I'll also append here the full Table of Contents for this issue of Future of Children. It seems to have an even higher-than-usual proportion of interesting essays, and I may post some additional commentary about other essays in the next week or so.

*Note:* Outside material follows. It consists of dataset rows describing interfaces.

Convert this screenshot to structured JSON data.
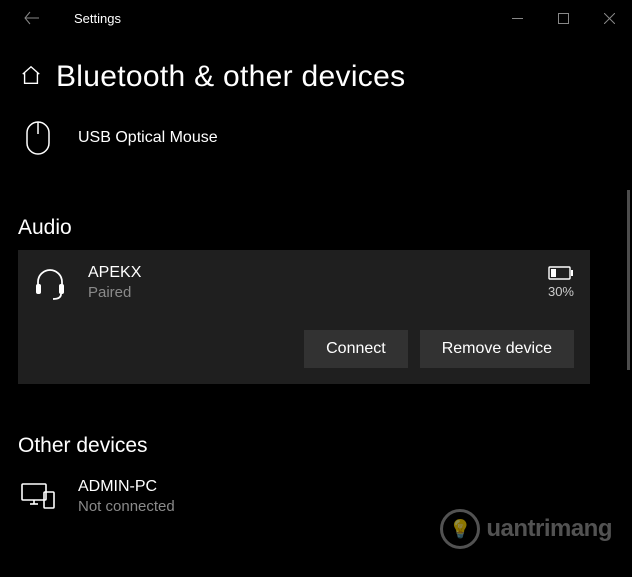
{
  "window": {
    "app_title": "Settings"
  },
  "page": {
    "title": "Bluetooth & other devices"
  },
  "mouse_section": {
    "device": {
      "name": "USB Optical Mouse"
    }
  },
  "audio_section": {
    "title": "Audio",
    "device": {
      "name": "APEKX",
      "status": "Paired",
      "battery_pct": "30%"
    },
    "actions": {
      "connect": "Connect",
      "remove": "Remove device"
    }
  },
  "other_section": {
    "title": "Other devices",
    "device": {
      "name": "ADMIN-PC",
      "status": "Not connected"
    }
  },
  "watermark": "uantrimang"
}
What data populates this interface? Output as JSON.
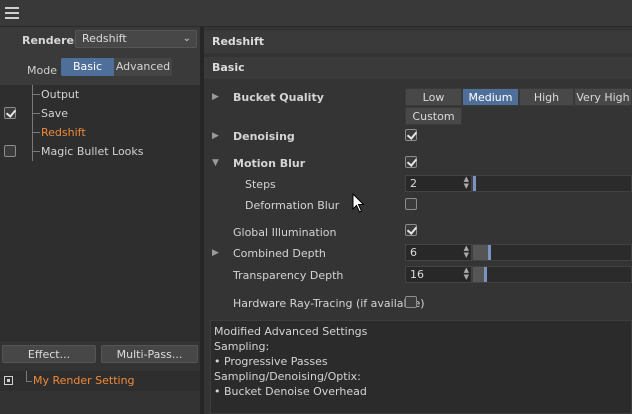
{
  "topbar": {
    "menu_icon": "hamburger-menu-icon"
  },
  "left": {
    "renderer_label": "Renderer",
    "renderer_value": "Redshift",
    "mode_label": "Mode",
    "mode_options": [
      "Basic",
      "Advanced"
    ],
    "mode_selected": "Basic",
    "tree": [
      {
        "label": "Output",
        "checkbox": "none",
        "active": false
      },
      {
        "label": "Save",
        "checkbox": "checked",
        "active": false
      },
      {
        "label": "Redshift",
        "checkbox": "none",
        "active": true
      },
      {
        "label": "Magic Bullet Looks",
        "checkbox": "unchecked",
        "active": false
      }
    ],
    "effect_button": "Effect...",
    "multipass_button": "Multi-Pass...",
    "render_setting": "My Render Setting"
  },
  "right": {
    "header": "Redshift",
    "subheader": "Basic",
    "bucket_quality_label": "Bucket Quality",
    "bucket_quality_options": [
      "Low",
      "Medium",
      "High",
      "Very High",
      "Custom"
    ],
    "bucket_quality_selected": "Medium",
    "denoising_label": "Denoising",
    "denoising_checked": true,
    "motion_blur_label": "Motion Blur",
    "motion_blur_checked": true,
    "steps_label": "Steps",
    "steps_value": "2",
    "deformation_blur_label": "Deformation Blur",
    "deformation_blur_checked": false,
    "global_illumination_label": "Global Illumination",
    "global_illumination_checked": true,
    "combined_depth_label": "Combined Depth",
    "combined_depth_value": "6",
    "transparency_depth_label": "Transparency Depth",
    "transparency_depth_value": "16",
    "hw_raytracing_label": "Hardware Ray-Tracing (if available)",
    "hw_raytracing_checked": false,
    "info_lines": [
      "Modified Advanced Settings",
      "Sampling:",
      "• Progressive Passes",
      "Sampling/Denoising/Optix:",
      "• Bucket Denoise Overhead"
    ]
  },
  "colors": {
    "accent": "#4f6f9b",
    "active_text": "#f08a3a",
    "panel_bg": "#343434"
  }
}
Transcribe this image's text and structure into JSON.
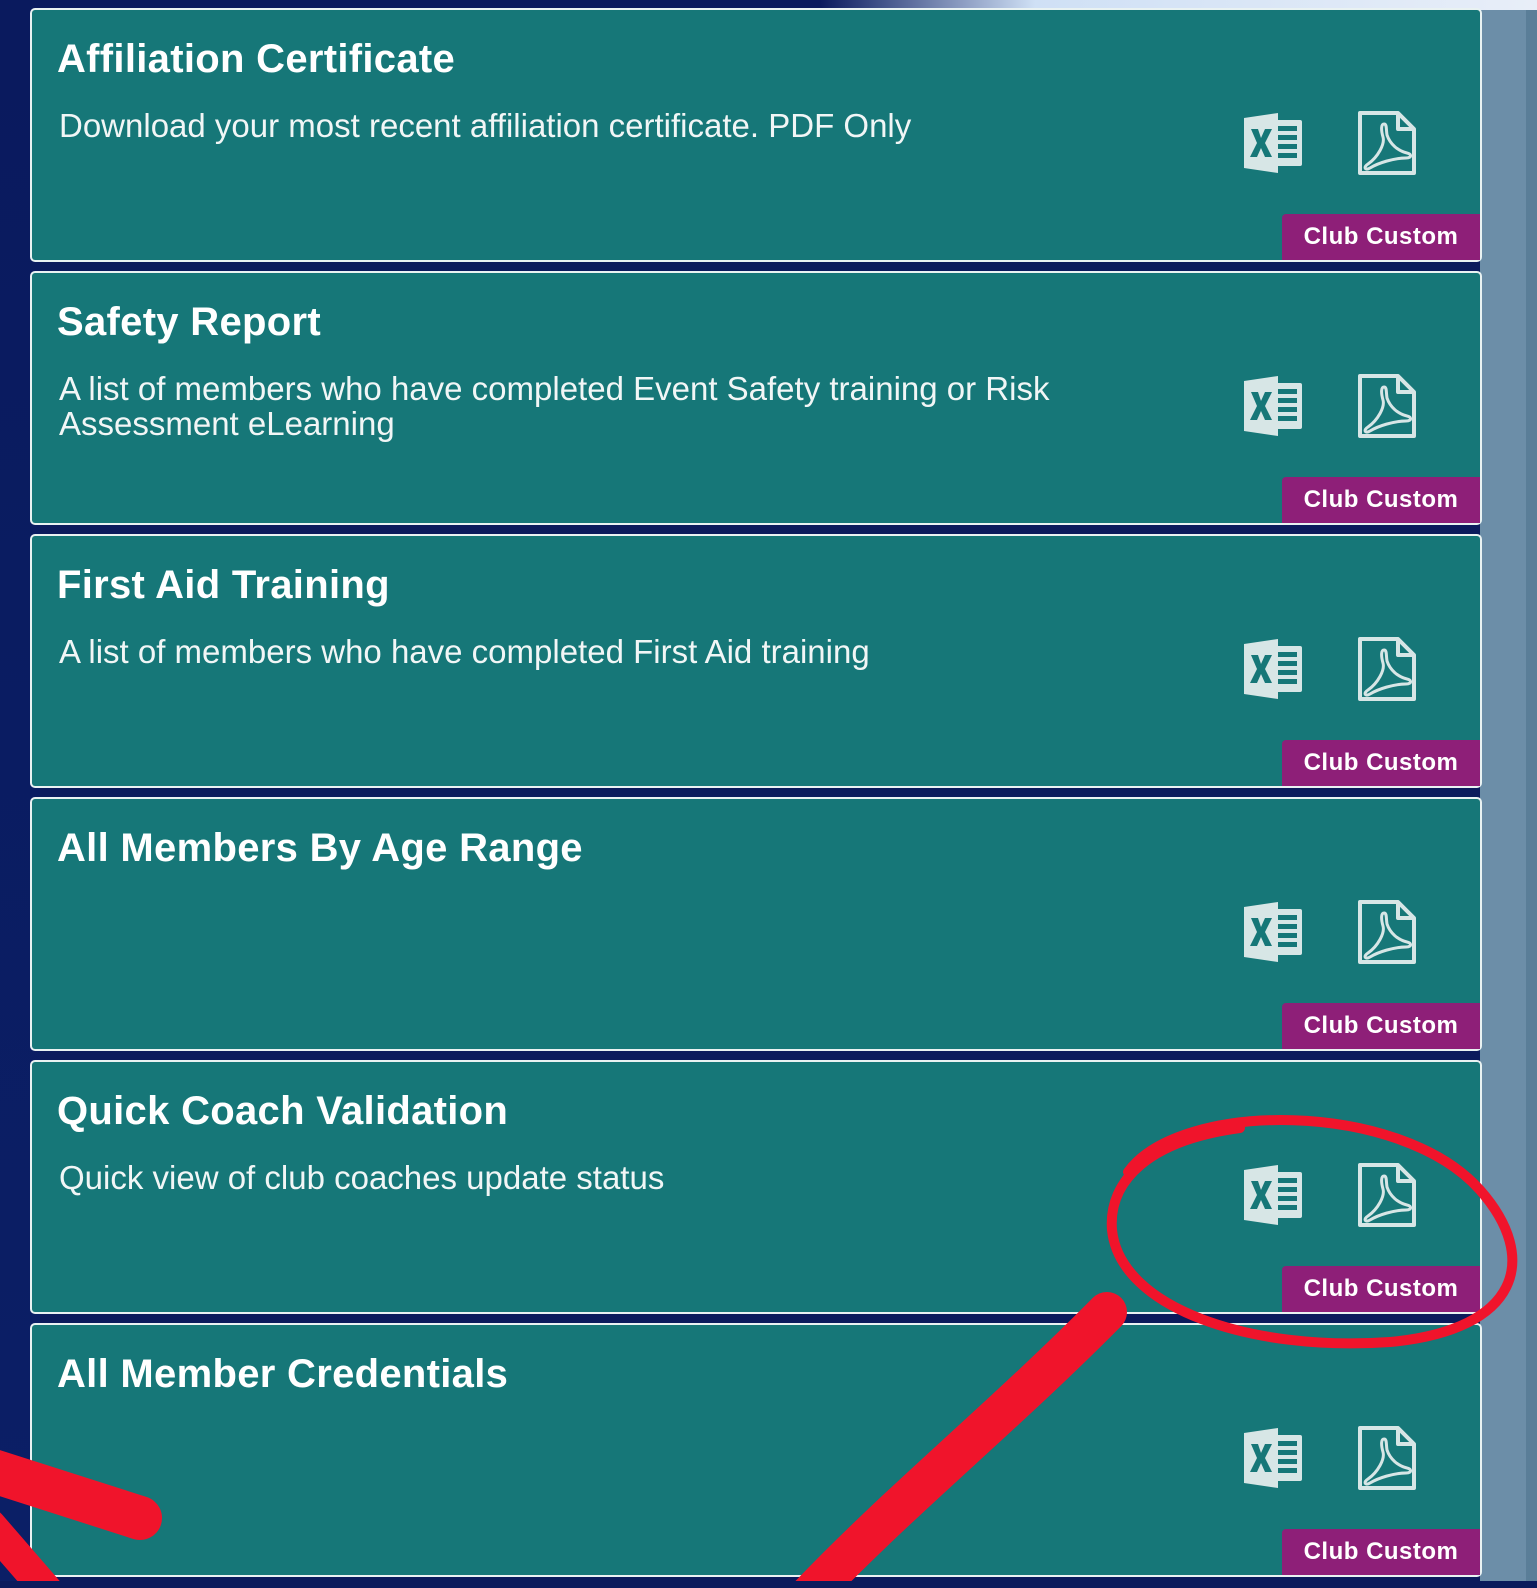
{
  "reports": [
    {
      "title": "Affiliation Certificate",
      "description": "Download your most recent affiliation certificate. PDF Only",
      "badge": "Club Custom"
    },
    {
      "title": "Safety Report",
      "description": "A list of members who have completed Event Safety training or Risk Assessment eLearning",
      "badge": "Club Custom"
    },
    {
      "title": "First Aid Training",
      "description": "A list of members who have completed First Aid training",
      "badge": "Club Custom"
    },
    {
      "title": "All Members By Age Range",
      "description": "",
      "badge": "Club Custom"
    },
    {
      "title": "Quick Coach Validation",
      "description": "Quick view of club coaches update status",
      "badge": "Club Custom"
    },
    {
      "title": "All Member Credentials",
      "description": "",
      "badge": "Club Custom"
    }
  ],
  "icons": {
    "excel": "excel-icon",
    "pdf": "pdf-icon"
  },
  "colors": {
    "card": "#167778",
    "badge": "#8e1f78",
    "annotation": "#f0142b",
    "page_background": "#0b1b5c"
  }
}
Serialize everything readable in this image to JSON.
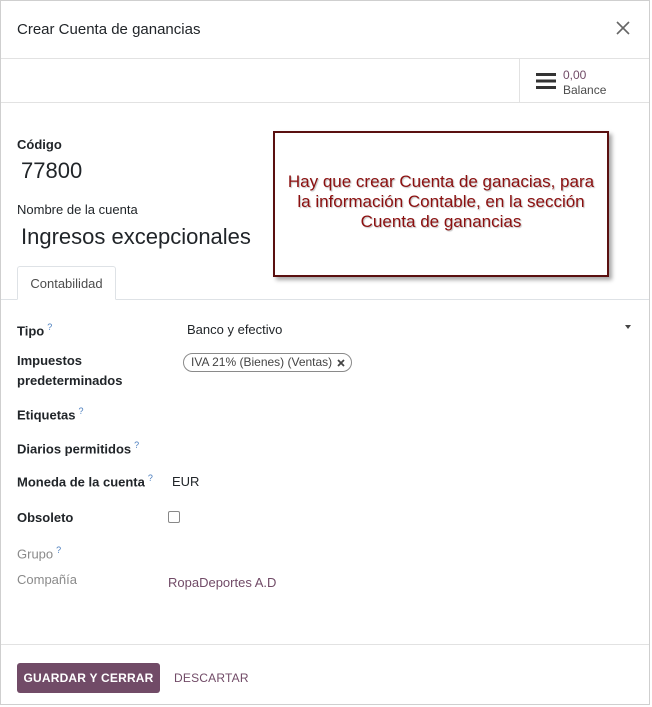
{
  "dialog": {
    "title": "Crear Cuenta de ganancias"
  },
  "stat_button": {
    "value": "0,00",
    "label": "Balance",
    "icon": "bars-icon"
  },
  "form": {
    "code_label": "Código",
    "code_value": "77800",
    "name_label": "Nombre de la cuenta",
    "name_value": "Ingresos excepcionales"
  },
  "note": {
    "text": "Hay que crear Cuenta de ganacias, para la información Contable, en la sección Cuenta de ganancias"
  },
  "tabs": [
    {
      "label": "Contabilidad",
      "active": true
    }
  ],
  "fields": {
    "tipo": {
      "label": "Tipo",
      "value": "Banco y efectivo",
      "help": "?"
    },
    "impuestos": {
      "label": "Impuestos predeterminados",
      "tag": "IVA 21% (Bienes) (Ventas)"
    },
    "etiquetas": {
      "label": "Etiquetas",
      "help": "?"
    },
    "diarios": {
      "label": "Diarios permitidos",
      "help": "?"
    },
    "moneda": {
      "label": "Moneda de la cuenta",
      "value": "EUR",
      "help": "?"
    },
    "obsoleto": {
      "label": "Obsoleto",
      "checked": false
    },
    "grupo": {
      "label": "Grupo",
      "help": "?"
    },
    "compania": {
      "label": "Compañía",
      "value": "RopaDeportes A.D"
    }
  },
  "footer": {
    "save_label": "GUARDAR Y CERRAR",
    "discard_label": "DESCARTAR"
  },
  "colors": {
    "primary": "#714B67",
    "note_text": "#8b0f0f",
    "note_border": "#5a1010"
  }
}
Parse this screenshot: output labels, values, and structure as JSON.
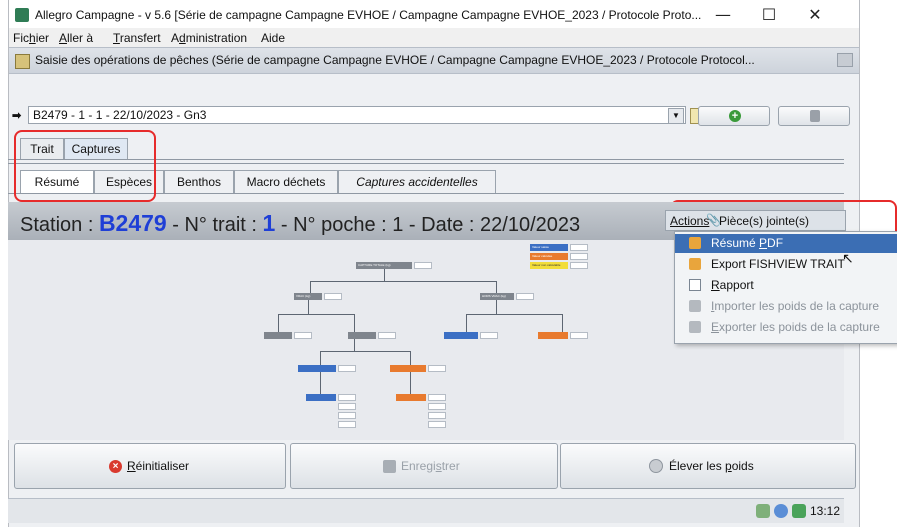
{
  "window": {
    "title": "Allegro Campagne - v 5.6 [Série de campagne Campagne EVHOE / Campagne Campagne EVHOE_2023 / Protocole Proto...",
    "min": "—",
    "max": "☐",
    "close": "✕"
  },
  "menubar": {
    "items": [
      {
        "pre": "Fic",
        "u": "h",
        "post": "ier"
      },
      {
        "pre": "",
        "u": "A",
        "post": "ller à"
      },
      {
        "pre": "",
        "u": "T",
        "post": "ransfert"
      },
      {
        "pre": "A",
        "u": "d",
        "post": "ministration"
      },
      {
        "pre": "Aide",
        "u": "",
        "post": ""
      }
    ]
  },
  "subwindow": {
    "title": "Saisie des opérations de pêches (Série de campagne Campagne EVHOE / Campagne Campagne EVHOE_2023 / Protocole Protocol..."
  },
  "selector": {
    "value": "B2479 - 1 - 1 - 22/10/2023 - Gn3"
  },
  "tabs_main": [
    {
      "label": "Trait",
      "active": false
    },
    {
      "label": "Captures",
      "active": true
    }
  ],
  "tabs_sub": [
    {
      "label": "Résumé",
      "active": true
    },
    {
      "label": "Espèces",
      "active": false
    },
    {
      "label": "Benthos",
      "active": false
    },
    {
      "label": "Macro déchets",
      "active": false
    },
    {
      "label": "Captures accidentelles",
      "active": false
    }
  ],
  "station": {
    "p1": "Station : ",
    "station_id": "B2479",
    "p2": " - N° trait : ",
    "trait_no": "1",
    "p3": " - N° poche : 1 - Date : 22/10/2023"
  },
  "actions": {
    "label": "Actions",
    "attachments": "Pièce(s) jointe(s)"
  },
  "actions_menu": [
    {
      "pre": "Résumé ",
      "u": "P",
      "post": "DF",
      "highlighted": true,
      "disabled": false
    },
    {
      "pre": "Export FISHVIEW TRAIT",
      "u": "",
      "post": "",
      "highlighted": false,
      "disabled": false
    },
    {
      "pre": "",
      "u": "R",
      "post": "apport",
      "highlighted": false,
      "disabled": false
    },
    {
      "pre": "",
      "u": "I",
      "post": "mporter les poids de la capture",
      "highlighted": false,
      "disabled": true
    },
    {
      "pre": "",
      "u": "E",
      "post": "xporter les poids de la capture",
      "highlighted": false,
      "disabled": true
    }
  ],
  "bottom_buttons": [
    {
      "pre": "",
      "u": "R",
      "post": "éinitialiser",
      "enabled": true
    },
    {
      "pre": "Enregi",
      "u": "s",
      "post": "trer",
      "enabled": false
    },
    {
      "pre": "Élever les ",
      "u": "p",
      "post": "oids",
      "enabled": true
    }
  ],
  "status": {
    "clock": "13:12"
  },
  "diagram": {
    "root": "CAPTURE TOTALE (kg)",
    "vrac": "VRAC (kg)",
    "hors_vrac": "HORS VRAC (kg)",
    "legend": [
      "Valeur saisie",
      "Valeur calculée",
      "Valeur non calculable"
    ]
  },
  "colors": {
    "accent": "#1f3fd6",
    "highlight": "#3b6eb4",
    "annotation": "#e62b2b"
  }
}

Timothy Taylor is an American economist. He is managing editor of the Journal of Economic Perspectives, a quarterly academic journal produced at Macalester College and published by the American Economic Association. Taylor received his Bachelor of Arts degree from Haverford College and a master's degree in economics from Stanford University. At Stanford, he was winner of the award for excellent teaching in a large class (more than 30 students) given by the Associated Students of Stanford University. At Minnesota, he was named a Distinguished Lecturer by the Department of Economics and voted Teacher of the Year by the master's degree students at the Hubert H. Humphrey Institute of Public Affairs. Taylor has been a guest speaker for groups of teachers of high school economics, visiting diplomats from eastern Europe, talk-radio shows, and community groups. From 1989 to 1997, Professor Taylor wrote an economics opinion column for the San Jose Mercury-News. He has published multiple lectures on economics through The Teaching Company. With Rudolph Penner and Isabel Sawhill, he is co-author of Updating America's Social Contract (2000), whose first chapter provided an early radical centrist perspective, "An Agenda for the Radical Middle". Taylor is also the author of The Instant Economist: Everything You Need to Know About How the Economy Works, published by the Penguin Group in 2012. The fourth edition of Taylor's Principles of Economics textbook was published by Textbook Media in 2017.